Directions for this task> Every entry below is to be copied exactly, with nothing omitted.

Dataset rows for apps and sites:
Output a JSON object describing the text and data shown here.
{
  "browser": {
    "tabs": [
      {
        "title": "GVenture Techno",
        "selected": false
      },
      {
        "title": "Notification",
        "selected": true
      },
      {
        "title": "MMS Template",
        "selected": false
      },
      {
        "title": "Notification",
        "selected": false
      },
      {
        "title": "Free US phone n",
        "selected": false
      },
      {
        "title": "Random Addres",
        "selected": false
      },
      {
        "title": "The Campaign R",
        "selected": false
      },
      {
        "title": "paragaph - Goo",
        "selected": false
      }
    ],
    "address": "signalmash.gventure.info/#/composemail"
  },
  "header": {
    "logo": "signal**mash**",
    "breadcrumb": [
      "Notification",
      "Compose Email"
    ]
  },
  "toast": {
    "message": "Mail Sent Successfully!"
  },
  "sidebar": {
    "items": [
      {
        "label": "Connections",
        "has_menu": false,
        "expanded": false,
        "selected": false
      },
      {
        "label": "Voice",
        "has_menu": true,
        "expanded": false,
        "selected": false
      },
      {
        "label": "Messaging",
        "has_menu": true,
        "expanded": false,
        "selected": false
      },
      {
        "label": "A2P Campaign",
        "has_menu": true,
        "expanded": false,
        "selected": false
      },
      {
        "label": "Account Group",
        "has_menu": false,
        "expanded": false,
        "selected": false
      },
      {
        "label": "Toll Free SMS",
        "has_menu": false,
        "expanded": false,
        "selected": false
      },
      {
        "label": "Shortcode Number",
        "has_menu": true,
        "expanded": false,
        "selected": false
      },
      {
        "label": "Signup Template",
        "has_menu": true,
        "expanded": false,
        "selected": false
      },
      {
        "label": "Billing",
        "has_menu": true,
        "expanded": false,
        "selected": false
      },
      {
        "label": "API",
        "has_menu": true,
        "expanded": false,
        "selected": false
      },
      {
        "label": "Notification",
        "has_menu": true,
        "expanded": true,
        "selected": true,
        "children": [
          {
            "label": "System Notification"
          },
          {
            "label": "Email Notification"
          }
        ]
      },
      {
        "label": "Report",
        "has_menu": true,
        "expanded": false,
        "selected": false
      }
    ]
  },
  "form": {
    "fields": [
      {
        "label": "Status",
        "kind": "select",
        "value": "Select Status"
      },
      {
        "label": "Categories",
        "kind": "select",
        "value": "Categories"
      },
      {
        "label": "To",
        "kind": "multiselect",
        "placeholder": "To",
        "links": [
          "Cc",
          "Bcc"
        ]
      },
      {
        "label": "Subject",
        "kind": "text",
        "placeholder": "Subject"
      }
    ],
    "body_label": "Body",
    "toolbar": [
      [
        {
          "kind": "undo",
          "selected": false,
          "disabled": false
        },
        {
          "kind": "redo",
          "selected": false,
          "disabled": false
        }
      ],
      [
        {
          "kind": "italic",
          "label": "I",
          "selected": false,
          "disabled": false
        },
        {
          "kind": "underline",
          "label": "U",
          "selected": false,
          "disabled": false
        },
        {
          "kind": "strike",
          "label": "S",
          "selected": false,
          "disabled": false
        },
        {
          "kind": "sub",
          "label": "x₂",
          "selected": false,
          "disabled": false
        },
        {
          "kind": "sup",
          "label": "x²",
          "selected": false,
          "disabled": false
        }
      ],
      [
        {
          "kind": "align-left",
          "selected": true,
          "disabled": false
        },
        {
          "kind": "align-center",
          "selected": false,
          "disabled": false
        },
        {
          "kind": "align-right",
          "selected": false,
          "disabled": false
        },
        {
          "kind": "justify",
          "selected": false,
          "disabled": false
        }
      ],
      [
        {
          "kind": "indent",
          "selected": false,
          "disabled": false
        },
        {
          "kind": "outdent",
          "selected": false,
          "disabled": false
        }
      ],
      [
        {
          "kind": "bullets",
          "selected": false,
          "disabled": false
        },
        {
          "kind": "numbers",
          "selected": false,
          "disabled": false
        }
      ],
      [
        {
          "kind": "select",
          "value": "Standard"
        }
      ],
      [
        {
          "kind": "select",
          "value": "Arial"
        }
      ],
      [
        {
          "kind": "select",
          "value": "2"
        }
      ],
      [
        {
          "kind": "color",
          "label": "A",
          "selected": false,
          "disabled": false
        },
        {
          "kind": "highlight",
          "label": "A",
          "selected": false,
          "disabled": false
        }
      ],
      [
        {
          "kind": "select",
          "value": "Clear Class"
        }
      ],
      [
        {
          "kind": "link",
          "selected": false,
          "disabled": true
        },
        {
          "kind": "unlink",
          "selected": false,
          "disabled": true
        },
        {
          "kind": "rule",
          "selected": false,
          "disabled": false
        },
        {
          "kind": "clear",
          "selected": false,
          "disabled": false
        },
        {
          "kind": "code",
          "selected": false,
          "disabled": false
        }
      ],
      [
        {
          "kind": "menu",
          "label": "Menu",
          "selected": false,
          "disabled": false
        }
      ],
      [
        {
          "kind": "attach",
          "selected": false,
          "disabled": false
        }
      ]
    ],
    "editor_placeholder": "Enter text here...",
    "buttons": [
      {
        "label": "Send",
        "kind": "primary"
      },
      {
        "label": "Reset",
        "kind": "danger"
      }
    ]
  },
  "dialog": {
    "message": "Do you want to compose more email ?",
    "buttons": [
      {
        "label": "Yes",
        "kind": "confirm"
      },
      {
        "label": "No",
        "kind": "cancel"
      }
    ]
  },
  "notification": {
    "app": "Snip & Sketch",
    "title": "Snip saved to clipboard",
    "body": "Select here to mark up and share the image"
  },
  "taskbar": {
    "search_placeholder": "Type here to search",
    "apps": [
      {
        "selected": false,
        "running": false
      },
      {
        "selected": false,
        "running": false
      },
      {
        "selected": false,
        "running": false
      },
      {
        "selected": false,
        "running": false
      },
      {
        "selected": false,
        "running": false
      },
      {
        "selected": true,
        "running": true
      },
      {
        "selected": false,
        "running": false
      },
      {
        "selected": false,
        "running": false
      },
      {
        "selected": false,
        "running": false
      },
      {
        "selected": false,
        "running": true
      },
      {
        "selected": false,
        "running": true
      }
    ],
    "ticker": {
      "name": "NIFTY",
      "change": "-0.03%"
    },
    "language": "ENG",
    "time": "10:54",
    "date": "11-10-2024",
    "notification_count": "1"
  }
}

Response to the task>
Output a JSON object describing the text and data shown here.
{
  "browser": {
    "tabs": [
      {
        "title": "GVenture Techno",
        "selected": false
      },
      {
        "title": "Notification",
        "selected": true
      },
      {
        "title": "MMS Template",
        "selected": false
      },
      {
        "title": "Notification",
        "selected": false
      },
      {
        "title": "Free US phone n",
        "selected": false
      },
      {
        "title": "Random Addres",
        "selected": false
      },
      {
        "title": "The Campaign R",
        "selected": false
      },
      {
        "title": "paragaph - Goo",
        "selected": false
      }
    ],
    "address": "signalmash.gventure.info/#/composemail"
  },
  "header": {
    "logo": "signal**mash**",
    "breadcrumb": [
      "Notification",
      "Compose Email"
    ]
  },
  "toast": {
    "message": "Mail Sent Successfully!"
  },
  "sidebar": {
    "items": [
      {
        "label": "Connections",
        "has_menu": false,
        "expanded": false,
        "selected": false
      },
      {
        "label": "Voice",
        "has_menu": true,
        "expanded": false,
        "selected": false
      },
      {
        "label": "Messaging",
        "has_menu": true,
        "expanded": false,
        "selected": false
      },
      {
        "label": "A2P Campaign",
        "has_menu": true,
        "expanded": false,
        "selected": false
      },
      {
        "label": "Account Group",
        "has_menu": false,
        "expanded": false,
        "selected": false
      },
      {
        "label": "Toll Free SMS",
        "has_menu": false,
        "expanded": false,
        "selected": false
      },
      {
        "label": "Shortcode Number",
        "has_menu": true,
        "expanded": false,
        "selected": false
      },
      {
        "label": "Signup Template",
        "has_menu": true,
        "expanded": false,
        "selected": false
      },
      {
        "label": "Billing",
        "has_menu": true,
        "expanded": false,
        "selected": false
      },
      {
        "label": "API",
        "has_menu": true,
        "expanded": false,
        "selected": false
      },
      {
        "label": "Notification",
        "has_menu": true,
        "expanded": true,
        "selected": true,
        "children": [
          {
            "label": "System Notification"
          },
          {
            "label": "Email Notification"
          }
        ]
      },
      {
        "label": "Report",
        "has_menu": true,
        "expanded": false,
        "selected": false
      }
    ]
  },
  "form": {
    "fields": [
      {
        "label": "Status",
        "kind": "select",
        "value": "Select Status"
      },
      {
        "label": "Categories",
        "kind": "select",
        "value": "Categories"
      },
      {
        "label": "To",
        "kind": "multiselect",
        "placeholder": "To",
        "links": [
          "Cc",
          "Bcc"
        ]
      },
      {
        "label": "Subject",
        "kind": "text",
        "placeholder": "Subject"
      }
    ],
    "body_label": "Body",
    "toolbar": [
      [
        {
          "kind": "undo",
          "selected": false,
          "disabled": false
        },
        {
          "kind": "redo",
          "selected": false,
          "disabled": false
        }
      ],
      [
        {
          "kind": "italic",
          "label": "I",
          "selected": false,
          "disabled": false
        },
        {
          "kind": "underline",
          "label": "U",
          "selected": false,
          "disabled": false
        },
        {
          "kind": "strike",
          "label": "S",
          "selected": false,
          "disabled": false
        },
        {
          "kind": "sub",
          "label": "x₂",
          "selected": false,
          "disabled": false
        },
        {
          "kind": "sup",
          "label": "x²",
          "selected": false,
          "disabled": false
        }
      ],
      [
        {
          "kind": "align-left",
          "selected": true,
          "disabled": false
        },
        {
          "kind": "align-center",
          "selected": false,
          "disabled": false
        },
        {
          "kind": "align-right",
          "selected": false,
          "disabled": false
        },
        {
          "kind": "justify",
          "selected": false,
          "disabled": false
        }
      ],
      [
        {
          "kind": "indent",
          "selected": false,
          "disabled": false
        },
        {
          "kind": "outdent",
          "selected": false,
          "disabled": false
        }
      ],
      [
        {
          "kind": "bullets",
          "selected": false,
          "disabled": false
        },
        {
          "kind": "numbers",
          "selected": false,
          "disabled": false
        }
      ],
      [
        {
          "kind": "select",
          "value": "Standard"
        }
      ],
      [
        {
          "kind": "select",
          "value": "Arial"
        }
      ],
      [
        {
          "kind": "select",
          "value": "2"
        }
      ],
      [
        {
          "kind": "color",
          "label": "A",
          "selected": false,
          "disabled": false
        },
        {
          "kind": "highlight",
          "label": "A",
          "selected": false,
          "disabled": false
        }
      ],
      [
        {
          "kind": "select",
          "value": "Clear Class"
        }
      ],
      [
        {
          "kind": "link",
          "selected": false,
          "disabled": true
        },
        {
          "kind": "unlink",
          "selected": false,
          "disabled": true
        },
        {
          "kind": "rule",
          "selected": false,
          "disabled": false
        },
        {
          "kind": "clear",
          "selected": false,
          "disabled": false
        },
        {
          "kind": "code",
          "selected": false,
          "disabled": false
        }
      ],
      [
        {
          "kind": "menu",
          "label": "Menu",
          "selected": false,
          "disabled": false
        }
      ],
      [
        {
          "kind": "attach",
          "selected": false,
          "disabled": false
        }
      ]
    ],
    "editor_placeholder": "Enter text here...",
    "buttons": [
      {
        "label": "Send",
        "kind": "primary"
      },
      {
        "label": "Reset",
        "kind": "danger"
      }
    ]
  },
  "dialog": {
    "message": "Do you want to compose more email ?",
    "buttons": [
      {
        "label": "Yes",
        "kind": "confirm"
      },
      {
        "label": "No",
        "kind": "cancel"
      }
    ]
  },
  "notification": {
    "app": "Snip & Sketch",
    "title": "Snip saved to clipboard",
    "body": "Select here to mark up and share the image"
  },
  "taskbar": {
    "search_placeholder": "Type here to search",
    "apps": [
      {
        "selected": false,
        "running": false
      },
      {
        "selected": false,
        "running": false
      },
      {
        "selected": false,
        "running": false
      },
      {
        "selected": false,
        "running": false
      },
      {
        "selected": false,
        "running": false
      },
      {
        "selected": true,
        "running": true
      },
      {
        "selected": false,
        "running": false
      },
      {
        "selected": false,
        "running": false
      },
      {
        "selected": false,
        "running": false
      },
      {
        "selected": false,
        "running": true
      },
      {
        "selected": false,
        "running": true
      }
    ],
    "ticker": {
      "name": "NIFTY",
      "change": "-0.03%"
    },
    "language": "ENG",
    "time": "10:54",
    "date": "11-10-2024",
    "notification_count": "1"
  }
}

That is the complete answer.